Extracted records
▽
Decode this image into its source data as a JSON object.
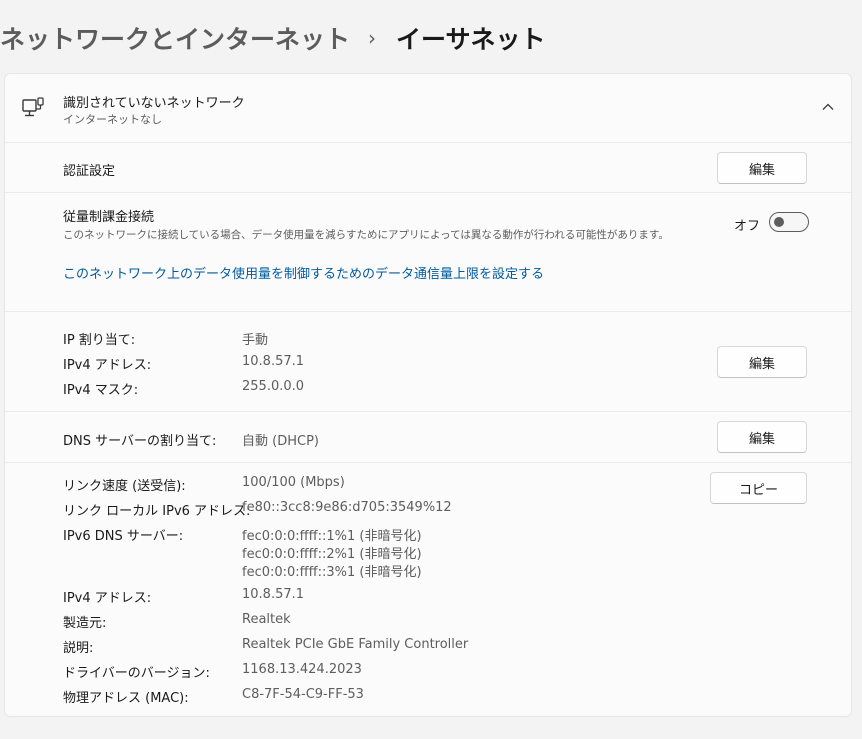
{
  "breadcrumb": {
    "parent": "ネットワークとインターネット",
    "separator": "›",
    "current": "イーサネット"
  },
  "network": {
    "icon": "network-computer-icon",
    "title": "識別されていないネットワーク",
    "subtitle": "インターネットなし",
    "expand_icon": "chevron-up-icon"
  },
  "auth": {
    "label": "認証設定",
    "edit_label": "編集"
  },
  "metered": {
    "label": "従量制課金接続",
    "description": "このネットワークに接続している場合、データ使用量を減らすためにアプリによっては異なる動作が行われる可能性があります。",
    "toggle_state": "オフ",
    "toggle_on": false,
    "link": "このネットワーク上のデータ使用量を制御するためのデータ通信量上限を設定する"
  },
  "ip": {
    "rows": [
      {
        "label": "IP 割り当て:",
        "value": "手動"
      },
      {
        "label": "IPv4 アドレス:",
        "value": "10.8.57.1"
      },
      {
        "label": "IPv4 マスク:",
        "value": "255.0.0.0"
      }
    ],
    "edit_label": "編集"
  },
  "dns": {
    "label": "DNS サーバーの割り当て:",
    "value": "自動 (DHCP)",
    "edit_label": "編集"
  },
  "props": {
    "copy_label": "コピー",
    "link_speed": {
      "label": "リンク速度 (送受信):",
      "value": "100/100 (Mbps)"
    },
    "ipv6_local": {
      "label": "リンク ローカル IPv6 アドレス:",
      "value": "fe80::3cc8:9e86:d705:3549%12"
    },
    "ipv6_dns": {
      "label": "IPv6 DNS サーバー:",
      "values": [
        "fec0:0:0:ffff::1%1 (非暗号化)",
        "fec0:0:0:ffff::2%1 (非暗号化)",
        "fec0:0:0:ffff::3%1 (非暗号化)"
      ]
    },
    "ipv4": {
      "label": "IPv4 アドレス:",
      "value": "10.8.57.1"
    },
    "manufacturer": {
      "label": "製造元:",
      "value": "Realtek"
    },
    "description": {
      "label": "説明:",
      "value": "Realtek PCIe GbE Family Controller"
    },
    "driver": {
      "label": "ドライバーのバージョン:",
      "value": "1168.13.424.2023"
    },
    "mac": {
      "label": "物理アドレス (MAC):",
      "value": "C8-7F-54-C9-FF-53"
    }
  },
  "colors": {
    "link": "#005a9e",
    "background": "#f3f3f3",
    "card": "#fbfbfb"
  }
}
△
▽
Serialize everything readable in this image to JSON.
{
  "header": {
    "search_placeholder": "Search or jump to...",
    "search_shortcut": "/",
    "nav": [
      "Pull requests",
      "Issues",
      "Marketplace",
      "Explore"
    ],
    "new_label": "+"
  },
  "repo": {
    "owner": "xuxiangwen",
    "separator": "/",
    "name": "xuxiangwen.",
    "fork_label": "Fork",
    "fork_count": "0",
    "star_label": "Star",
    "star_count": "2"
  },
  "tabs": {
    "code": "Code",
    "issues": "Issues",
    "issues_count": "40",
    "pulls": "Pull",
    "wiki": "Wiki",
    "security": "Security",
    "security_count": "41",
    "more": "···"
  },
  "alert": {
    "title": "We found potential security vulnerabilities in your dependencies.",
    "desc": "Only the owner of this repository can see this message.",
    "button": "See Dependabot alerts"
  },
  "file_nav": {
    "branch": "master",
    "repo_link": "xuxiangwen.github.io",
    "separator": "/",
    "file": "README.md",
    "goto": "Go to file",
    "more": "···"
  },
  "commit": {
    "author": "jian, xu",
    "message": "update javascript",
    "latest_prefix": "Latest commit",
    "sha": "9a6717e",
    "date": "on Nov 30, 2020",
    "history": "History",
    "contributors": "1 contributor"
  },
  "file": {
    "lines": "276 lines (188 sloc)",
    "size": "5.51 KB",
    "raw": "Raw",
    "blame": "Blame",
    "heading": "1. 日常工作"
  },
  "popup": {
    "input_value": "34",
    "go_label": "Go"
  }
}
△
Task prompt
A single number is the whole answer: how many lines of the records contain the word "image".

Response to the exercise
2